◆ PROMPT: Read the records beneath this task and copy every line that contains the string "JSON".

Items from an interface collection:
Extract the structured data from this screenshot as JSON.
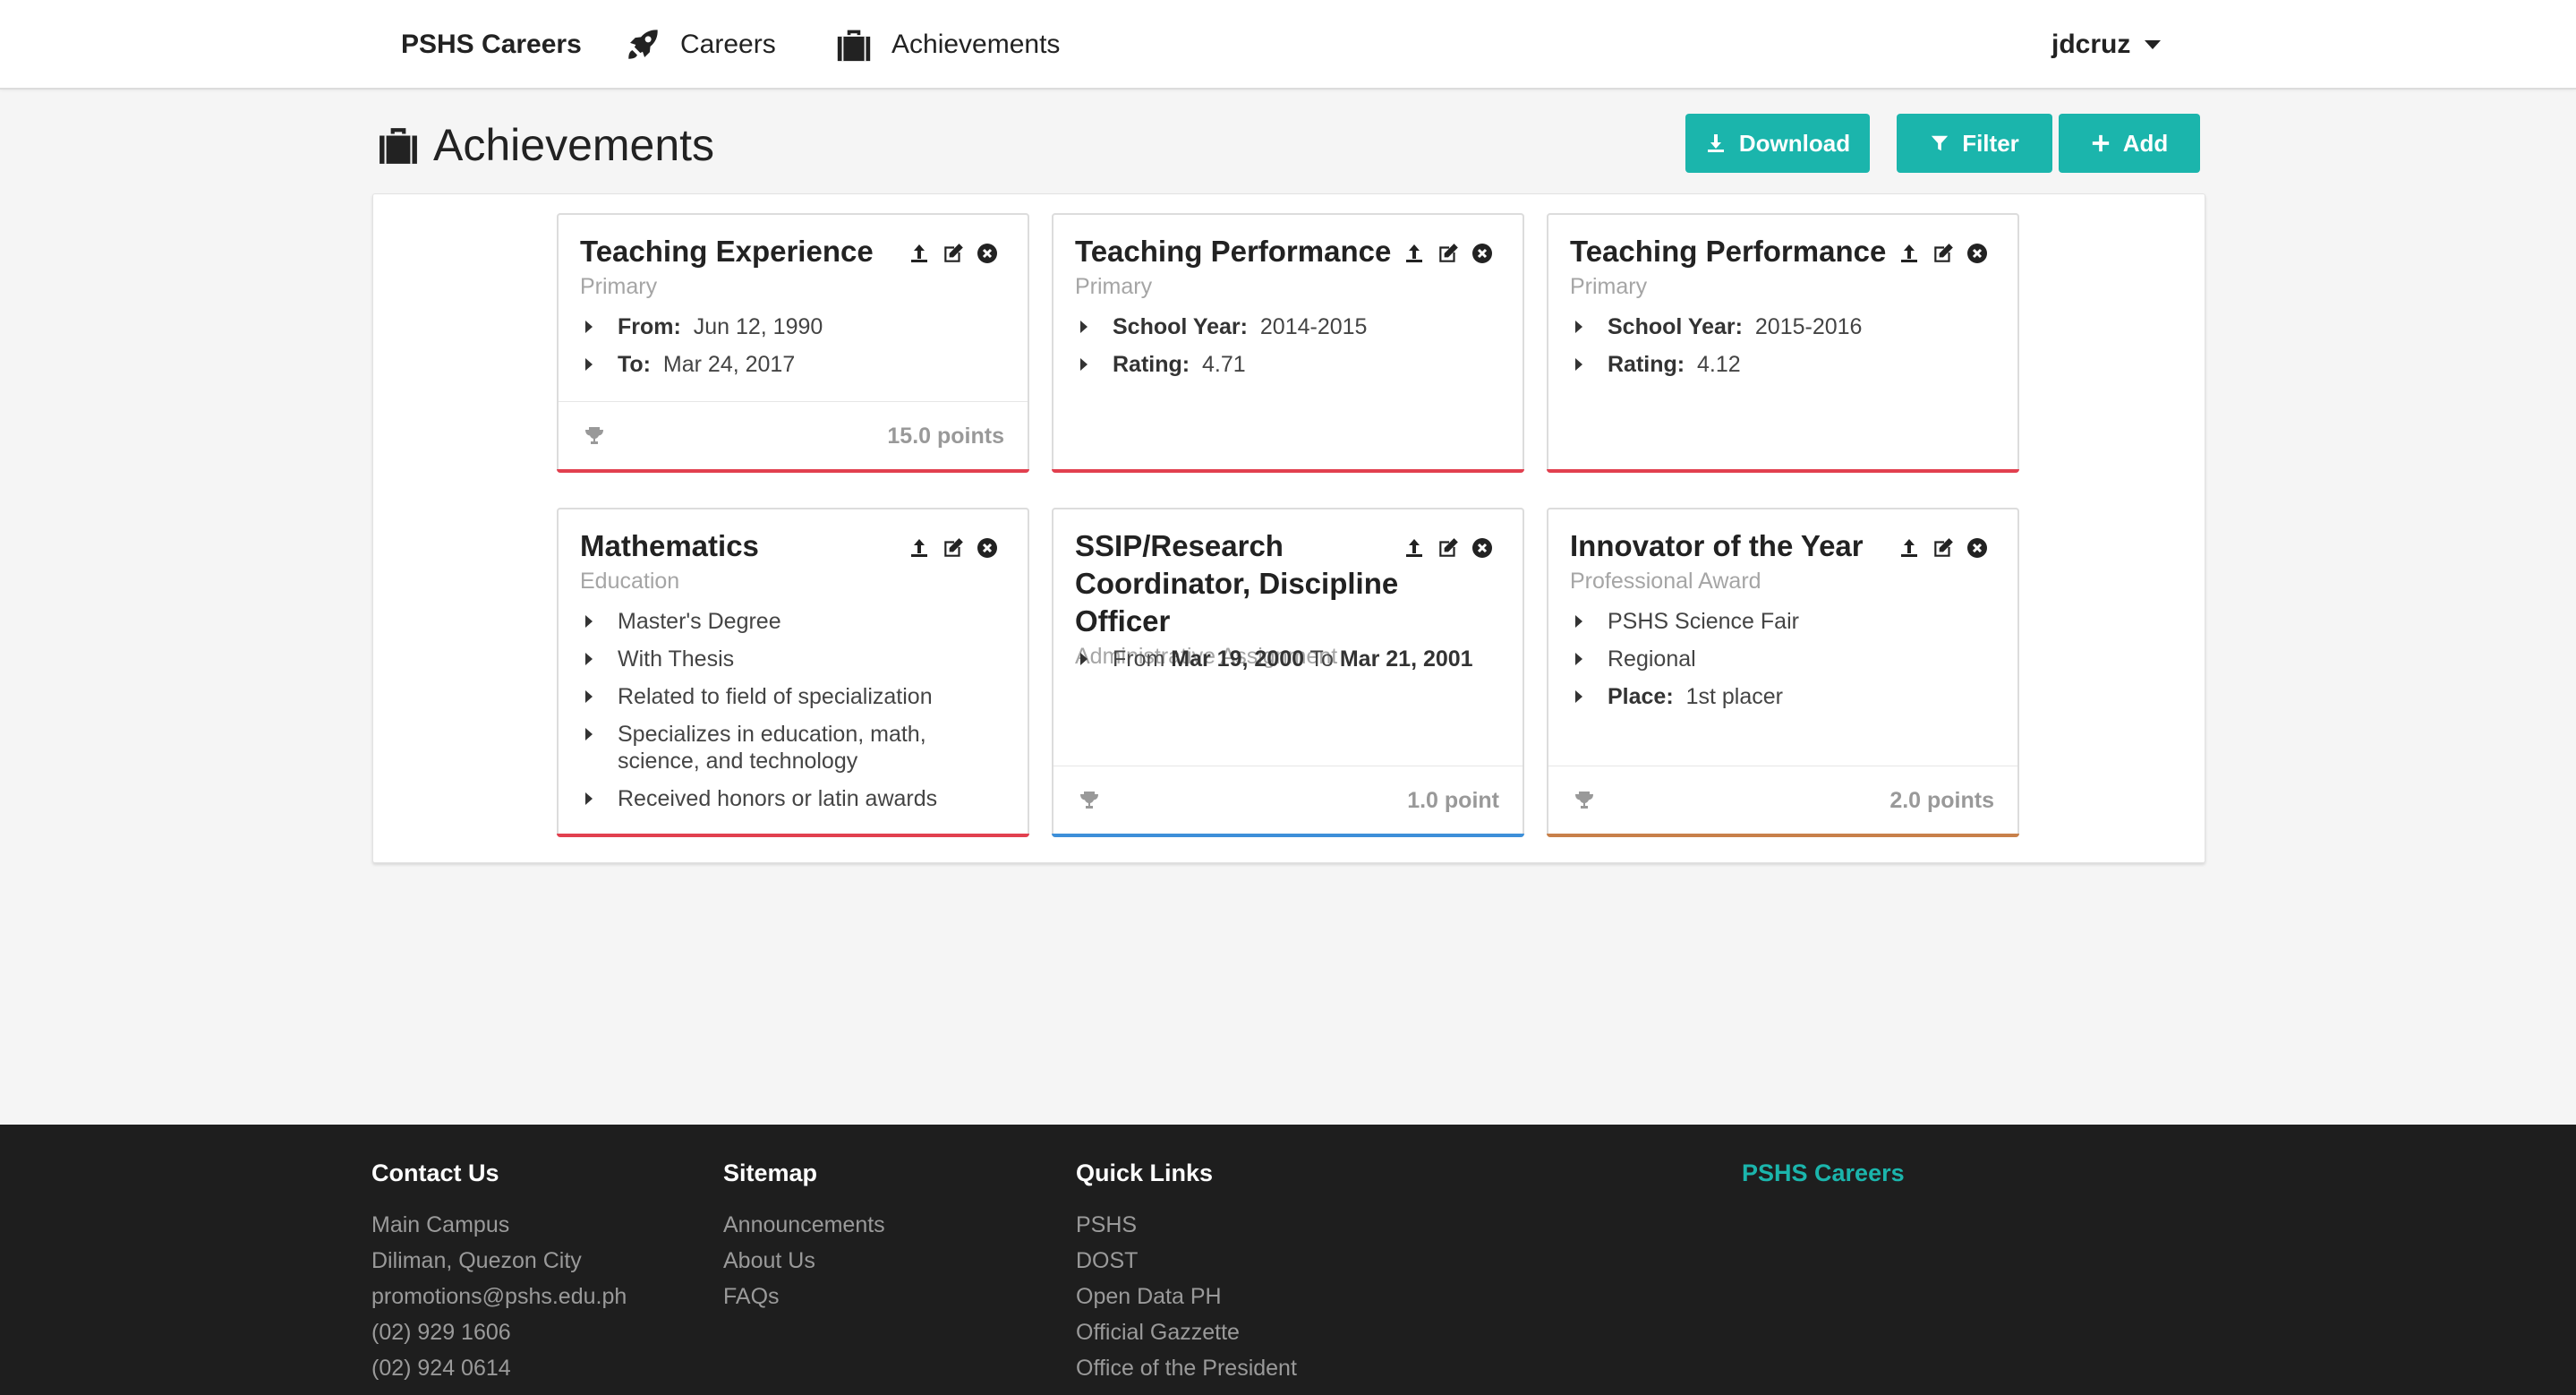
{
  "nav": {
    "brand": "PSHS Careers",
    "careers": "Careers",
    "achievements": "Achievements",
    "user": "jdcruz"
  },
  "page": {
    "title": "Achievements",
    "download_label": "Download",
    "filter_label": "Filter",
    "add_label": "Add"
  },
  "colors": {
    "accent": "#1bb5ac",
    "bar_red": "#e2404f",
    "bar_blue": "#3d8fd9",
    "bar_brown": "#c8804a"
  },
  "cards": [
    {
      "title": "Teaching Experience",
      "category": "Primary",
      "items": [
        {
          "label": "From:",
          "value": "Jun 12, 1990"
        },
        {
          "label": "To:",
          "value": "Mar 24, 2017"
        }
      ],
      "points": "15.0 points"
    },
    {
      "title": "Teaching Performance",
      "category": "Primary",
      "items": [
        {
          "label": "School Year:",
          "value": "2014-2015"
        },
        {
          "label": "Rating:",
          "value": "4.71"
        }
      ]
    },
    {
      "title": "Teaching Performance",
      "category": "Primary",
      "items": [
        {
          "label": "School Year:",
          "value": "2015-2016"
        },
        {
          "label": "Rating:",
          "value": "4.12"
        }
      ]
    },
    {
      "title": "Mathematics",
      "category": "Education",
      "items": [
        "Master's Degree",
        "With Thesis",
        "Related to field of specialization",
        "Specializes in education, math, science, and technology",
        "Received honors or latin awards"
      ]
    },
    {
      "title": "SSIP/Research Coordinator, Discipline Officer",
      "category": "Administrative Assignment",
      "items": [
        {
          "pre": "From",
          "from": "Mar 19, 2000",
          "mid": "To",
          "to": "Mar 21, 2001"
        }
      ],
      "points": "1.0 point"
    },
    {
      "title": "Innovator of the Year",
      "category": "Professional Award",
      "items": [
        "PSHS Science Fair",
        "Regional",
        {
          "label": "Place:",
          "value": "1st placer"
        }
      ],
      "points": "2.0 points"
    }
  ],
  "footer": {
    "contact": {
      "title": "Contact Us",
      "lines": [
        "Main Campus",
        "Diliman, Quezon City",
        "promotions@pshs.edu.ph",
        "(02) 929 1606",
        "(02) 924 0614"
      ]
    },
    "sitemap": {
      "title": "Sitemap",
      "links": [
        "Announcements",
        "About Us",
        "FAQs"
      ]
    },
    "quicklinks": {
      "title": "Quick Links",
      "links": [
        "PSHS",
        "DOST",
        "Open Data PH",
        "Official Gazzette",
        "Office of the President"
      ]
    },
    "brand": "PSHS Careers"
  }
}
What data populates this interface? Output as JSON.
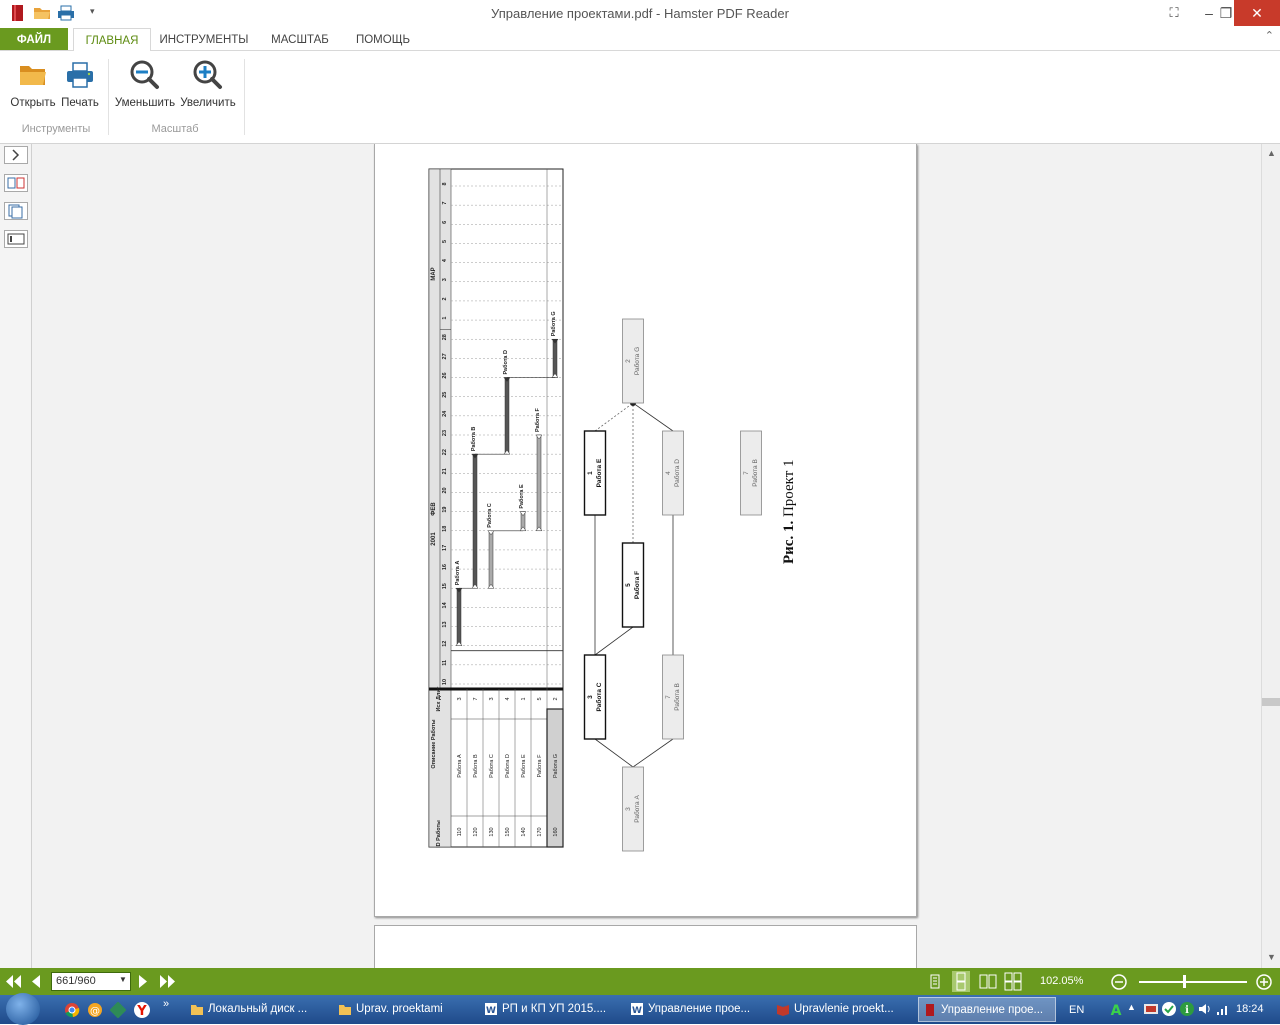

◆ ANSWER:
Extract the structured data from this screenshot as JSON.
What data populates this interface? Output as JSON.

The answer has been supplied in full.